You’ve no doubt already received an e-mail offering you a list to buy containing “qualified, decision makers” in your niche. This post considers whether or not you should take that option and purchase a list.
The short answer is “no”.
The long answer is still “no” and here’s some context on why that is.
To further clarify, the answer was “no” before the introduction of GDPR in May 2018, and it’s still “no” now.
If you’re not already familiar with GDPR there are more posts out there explaining it than you have time to read. Hubspot provide a good overview here.
The primary objective of GDPR is to protect the personal data of EU citizens and, therefore, has an impact on any business (located anywhere) that processes this personal data.
As you’re in our target market (B2B tech companies) then you might think this doesn’t apply to you (as its aim is to protect the personal data of EU citizens). However, if the businesses you target are sole traders or partner based then you should treat your communication with those individuals as ‘personal data’ in which case GDPR does apply. If the businesses you target are not sole traders or partnerships then GDPR doesn’t directly apply (although the Privacy and Electronic Communications Regulations – PERC – do, as does CAN-SPAM).
So why wouldn’t you buy a list and start communicating with the contacts on that list? Before getting into that more fully, it’s important to recognise that your ability to communicate with any contact is not restricted to having the contact’s “consent”. Within the Data Protection regulations there are six lawful reasons to process personal data and “consent” is just one of them.
In B2B (excluding sole traders and partnerships) the most applicable (lawful) basis on which to communicate with a new contact is “Legitimate Interest”, either yours or the business of the contact in question. “Legitimate Interest” doesn’t mean you can spam people but there’s nothing wrong with a well thought out e-mail explaining why you’re contacting them and how you believe you can help their business.
The latest guidance from the Information Commissioner says that legitimate interests may be the most appropriate basis when: “the processing is not required by law but is of a clear benefit to you or others; there’s a limited privacy impact on the individual; the individual should reasonably expect you to use their data in that way; and you cannot, or do not want to, give the individual full upfront control (i.e. consent) or bother them with disruptive consent requests when they are unlikely to object to the processing.”
So, “Legitimate Interest” can be used even when cold contacting people on a list that you have purchased. But, here are the two main reasons why you should save your money and not buy that list in the first place:
- The marketing world is inbound, not outbound.

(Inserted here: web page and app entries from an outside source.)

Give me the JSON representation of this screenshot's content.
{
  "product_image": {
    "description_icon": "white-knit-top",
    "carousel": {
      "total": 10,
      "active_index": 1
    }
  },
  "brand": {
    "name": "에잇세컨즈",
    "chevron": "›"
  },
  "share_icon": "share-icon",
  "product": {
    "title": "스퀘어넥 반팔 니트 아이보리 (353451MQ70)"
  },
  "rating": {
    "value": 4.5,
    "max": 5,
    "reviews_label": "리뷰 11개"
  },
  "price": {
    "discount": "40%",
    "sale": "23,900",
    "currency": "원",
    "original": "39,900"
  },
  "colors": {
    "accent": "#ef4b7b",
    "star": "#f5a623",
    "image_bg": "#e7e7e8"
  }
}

With your limited marketing budget, your chances of success reaching out to people just based on their sector/job title (and who have not expressed any desire/need for your product) has a very slim chance of success and is much less effective/efficient than tapping into those who are actively looking for a solution to a problem that you solve – this is inbound marketing. If you’re at Series-C or -D stage financing with cash to burn in the bank then the numbers game of outbound marketing can and does work – just not for our target market.
- How current/up to date is that list? There are some providers of high quality lists out there (Rain King and Contact Enhance spring to mind) but the vast majority are very poor quality. The real issue with this is when you come to mail that list through your e-mail service provider who will fiercely protect their deliverability performance. Your introducing a bunch of hard bounces from your poor quality list is going to introduce you to their compliance team pretty quickly.
There are many other reasons why buying lists is not the smart move but it not working for our target market will suffice for now.
“Legitimate Interest” can apply to all your communications (not just lists) and should be the basis for all website sign-ups (white paper downloads etc.). You don’t need to ask permission to send follow-on information when using this legal basis – you’re not asking for consent – but it’s important not to mix and match. Don’t use “Consent” in some places and then rely on “Legitimate Interest” elsewhere.
Your lawyer may have a stricter view on this but we have used “Legitimate Interest” ourselves and on behalf of our clients in successfully sending hundreds of thousands of e-mails with zero spam complaints. Ensuring your communications are interesting, thought provoking and, above all, educational (rather than product focused) – while always including an unsubscribe in the e-mail footer – is the best approach. Those who are genuinely not interested will unsubscribe rather than lodge a spam complaint because you’ve annoyed them.